Our goal this season is to investigate a possible Mississippian structure encountered in the field in 2016. Last year’s excavations revealed a hearth feature and a line of post molds. Read see Adam Coker’s post summarizing this work here.
Our first week in the field was a wet one. Heavy rain kept us back at the field house on Tuesday morning, where students organized field equipment and learned how to take measurements using line levels. In the afternoon, we got out for a tour of the site before the rain chased us away again. That evening, some very heavy thunderstorms rolled through Lumpkin, which made for a very soggy Wednesday morning. While the road to the site dried out enough for us to get out there, students sketched the site plan and the local grid where we will be excavating this summer into their notebooks. By mid-morning we were able to get out to the site and begin setting up excavation units. Students used the total station to find the corners of 2×2 meter units which will form our block excavation this summer.
Around lunch, heavy rain chased us out of the site once again, though not until everyone had been thoroughly soaked to the skin. A field school rite of passage! That afternoon, Stefan Brannan gave students a lesson in ceramic analysis.
Thursday dawned bright and finally dry, so we were able to get in a full day of work at the site. We finished stringing units and started excavating! Students used flat shovels to remove the first strata of organic material from two 2×2 meter units placed adjacent to the 2016 excavation units. Our hope is to open up a block that encompasses the north side of this potential structure.
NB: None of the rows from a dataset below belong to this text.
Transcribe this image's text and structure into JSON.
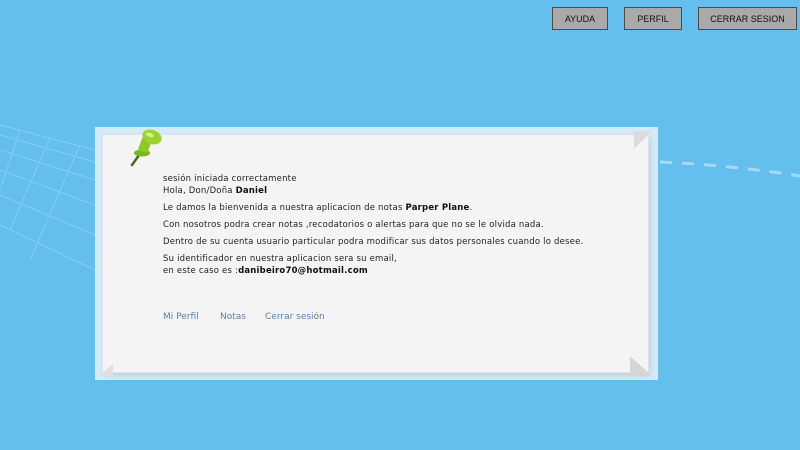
{
  "header": {
    "buttons": {
      "help": "AYUDA",
      "profile": "PERFIL",
      "logout": "CERRAR SESION"
    }
  },
  "note": {
    "session_started": "sesión iniciada correctamente",
    "greeting_prefix": "Hola, Don/Doña ",
    "user_name": "Daniel",
    "welcome_prefix": "Le damos la bienvenida a nuestra aplicacion de notas ",
    "app_name": "Parper Plane",
    "welcome_suffix": ".",
    "line_create": "Con nosotros podra crear notas ,recodatorios o alertas para que no se le olvida nada.",
    "line_account": "Dentro de su cuenta usuario particular podra modificar sus datos personales cuando lo desee.",
    "id_line1": "Su identificador en nuestra aplicacion sera su email,",
    "id_line2_prefix": "en este caso es :",
    "email": "danibeiro70@hotmail.com"
  },
  "links": {
    "profile": "Mi Perfil",
    "notes": "Notas",
    "logout": "Cerrar sesión"
  },
  "colors": {
    "background": "#64bfee",
    "note_frame": "#d3ebf8",
    "paper": "#f4f4f4",
    "link": "#5b7fa8",
    "pin": "#8ac926"
  },
  "icons": {
    "pin": "pushpin-icon"
  }
}
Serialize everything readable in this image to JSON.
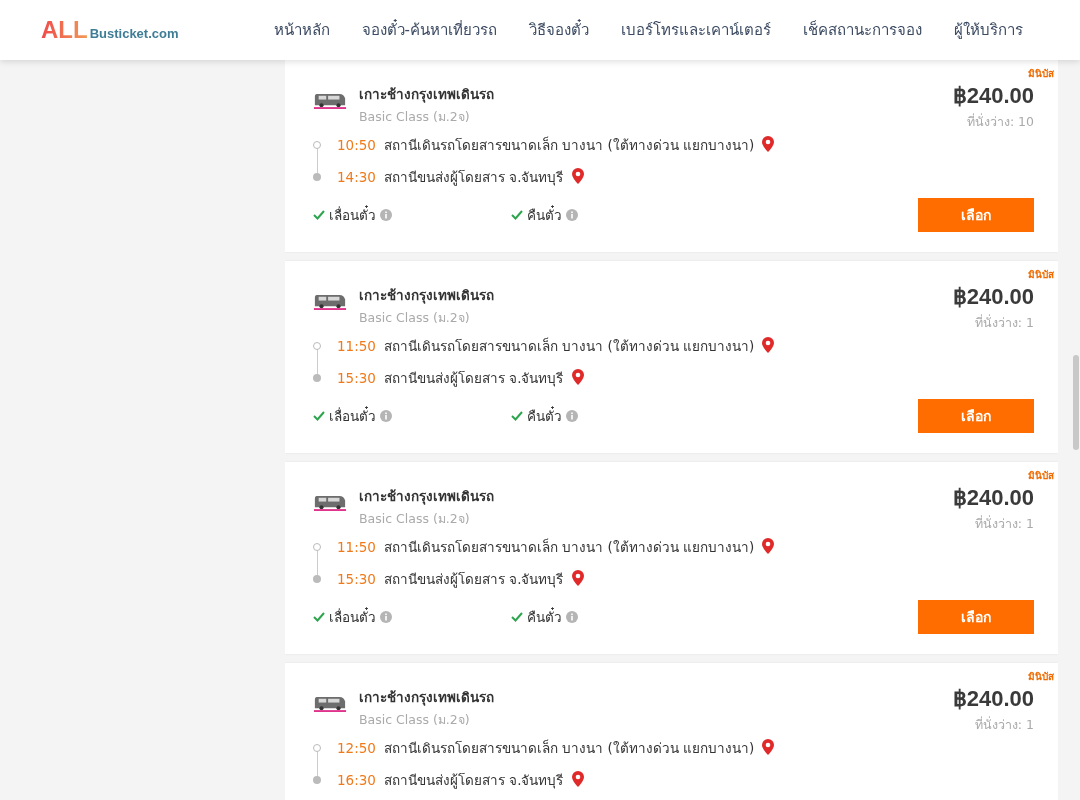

On Friday they continued this work, excavating levels within the plowzone. Stay tuned for more updates throughout the field season as our work continues.
Posted by Jennifer Birch